What you need to do -> Pull out every line with the word "Skin" from the entries below.

Data records ->
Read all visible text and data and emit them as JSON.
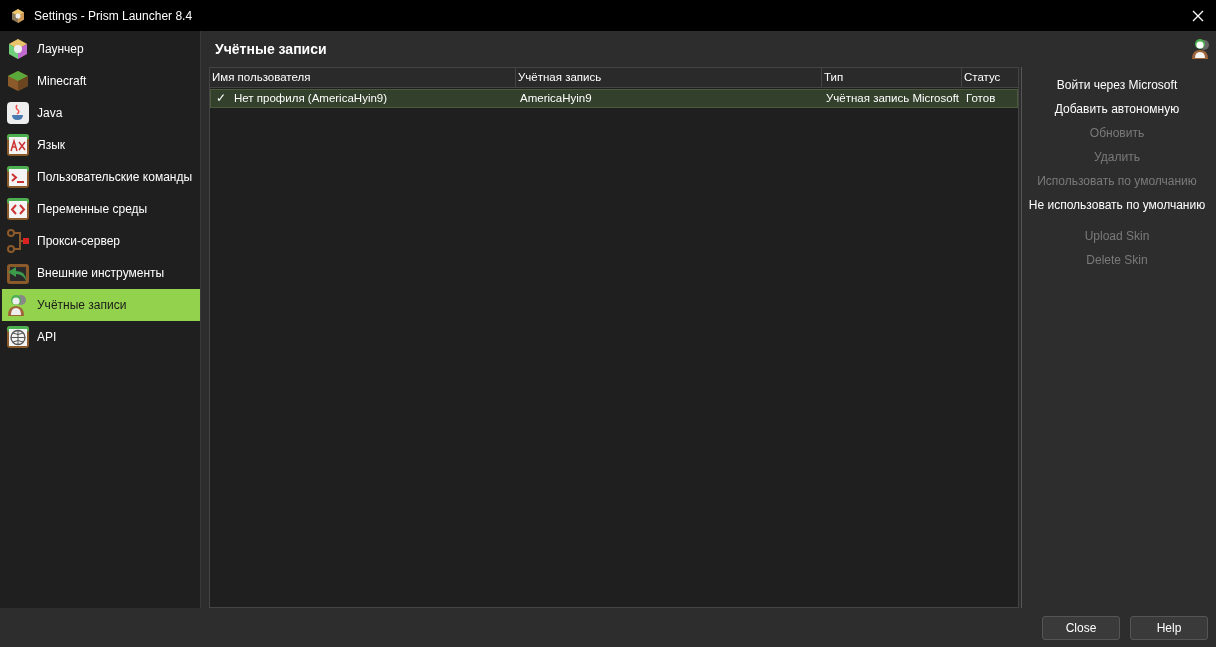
{
  "window": {
    "title": "Settings - Prism Launcher 8.4"
  },
  "sidebar": {
    "items": [
      {
        "label": "Лаунчер",
        "selected": false
      },
      {
        "label": "Minecraft",
        "selected": false
      },
      {
        "label": "Java",
        "selected": false
      },
      {
        "label": "Язык",
        "selected": false
      },
      {
        "label": "Пользовательские команды",
        "selected": false
      },
      {
        "label": "Переменные среды",
        "selected": false
      },
      {
        "label": "Прокси-сервер",
        "selected": false
      },
      {
        "label": "Внешние инструменты",
        "selected": false
      },
      {
        "label": "Учётные записи",
        "selected": true
      },
      {
        "label": "API",
        "selected": false
      }
    ]
  },
  "page": {
    "title": "Учётные записи"
  },
  "table": {
    "columns": [
      "Имя пользователя",
      "Учётная запись",
      "Тип",
      "Статус"
    ],
    "rows": [
      {
        "mark": "✓",
        "cells": [
          "Нет профиля (AmericaHyin9)",
          "AmericaHyin9",
          "Учётная запись Microsoft",
          "Готов"
        ],
        "selected": true
      }
    ]
  },
  "actions": [
    {
      "label": "Войти через Microsoft",
      "disabled": false
    },
    {
      "label": "Добавить автономную",
      "disabled": false
    },
    {
      "label": "Обновить",
      "disabled": true
    },
    {
      "label": "Удалить",
      "disabled": true
    },
    {
      "label": "Использовать по умолчанию",
      "disabled": true
    },
    {
      "label": "Не использовать по умолчанию",
      "disabled": false
    },
    {
      "label": "Upload Skin",
      "disabled": true
    },
    {
      "label": "Delete Skin",
      "disabled": true
    }
  ],
  "buttons": [
    "Close",
    "Help"
  ]
}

Response area ->
      "label": "Upload Skin",
      "label": "Delete Skin",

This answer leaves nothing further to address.